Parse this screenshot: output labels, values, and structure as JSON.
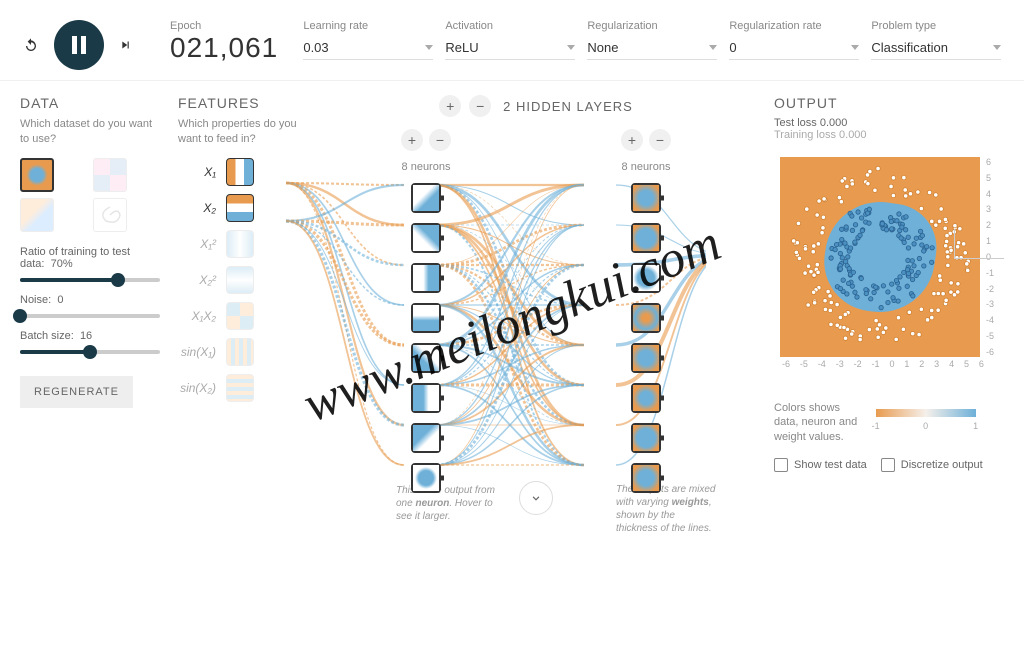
{
  "topbar": {
    "epoch_label": "Epoch",
    "epoch_value": "021,061",
    "learning_rate": {
      "label": "Learning rate",
      "value": "0.03"
    },
    "activation": {
      "label": "Activation",
      "value": "ReLU"
    },
    "regularization": {
      "label": "Regularization",
      "value": "None"
    },
    "regularization_rate": {
      "label": "Regularization rate",
      "value": "0"
    },
    "problem_type": {
      "label": "Problem type",
      "value": "Classification"
    }
  },
  "data_panel": {
    "title": "DATA",
    "subtitle": "Which dataset do you want to use?",
    "ratio_label": "Ratio of training to test data:",
    "ratio_value": "70%",
    "noise_label": "Noise:",
    "noise_value": "0",
    "batch_label": "Batch size:",
    "batch_value": "16",
    "regenerate": "REGENERATE"
  },
  "features_panel": {
    "title": "FEATURES",
    "subtitle": "Which properties do you want to feed in?",
    "items": [
      {
        "label": "X₁",
        "active": true
      },
      {
        "label": "X₂",
        "active": true
      },
      {
        "label": "X₁²",
        "active": false
      },
      {
        "label": "X₂²",
        "active": false
      },
      {
        "label": "X₁X₂",
        "active": false
      },
      {
        "label": "sin(X₁)",
        "active": false
      },
      {
        "label": "sin(X₂)",
        "active": false
      }
    ]
  },
  "network": {
    "hidden_layers_count": "2",
    "hidden_layers_label": "HIDDEN LAYERS",
    "layer1_count": "8 neurons",
    "layer2_count": "8 neurons",
    "annotation1": "This is the output from one neuron. Hover to see it larger.",
    "annotation2": "The outputs are mixed with varying weights, shown by the thickness of the lines."
  },
  "output_panel": {
    "title": "OUTPUT",
    "test_loss_label": "Test loss",
    "test_loss_value": "0.000",
    "train_loss_label": "Training loss",
    "train_loss_value": "0.000",
    "axis_ticks": [
      "-6",
      "-5",
      "-4",
      "-3",
      "-2",
      "-1",
      "0",
      "1",
      "2",
      "3",
      "4",
      "5",
      "6"
    ],
    "legend_text": "Colors shows data, neuron and weight values.",
    "colorbar_ticks": [
      "-1",
      "0",
      "1"
    ],
    "show_test": "Show test data",
    "discretize": "Discretize output"
  },
  "watermark": "www.meilongkui.com"
}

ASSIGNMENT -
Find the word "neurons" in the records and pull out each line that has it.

TASK ANSWER -
    "layer1_count": "8 neurons",
    "layer2_count": "8 neurons",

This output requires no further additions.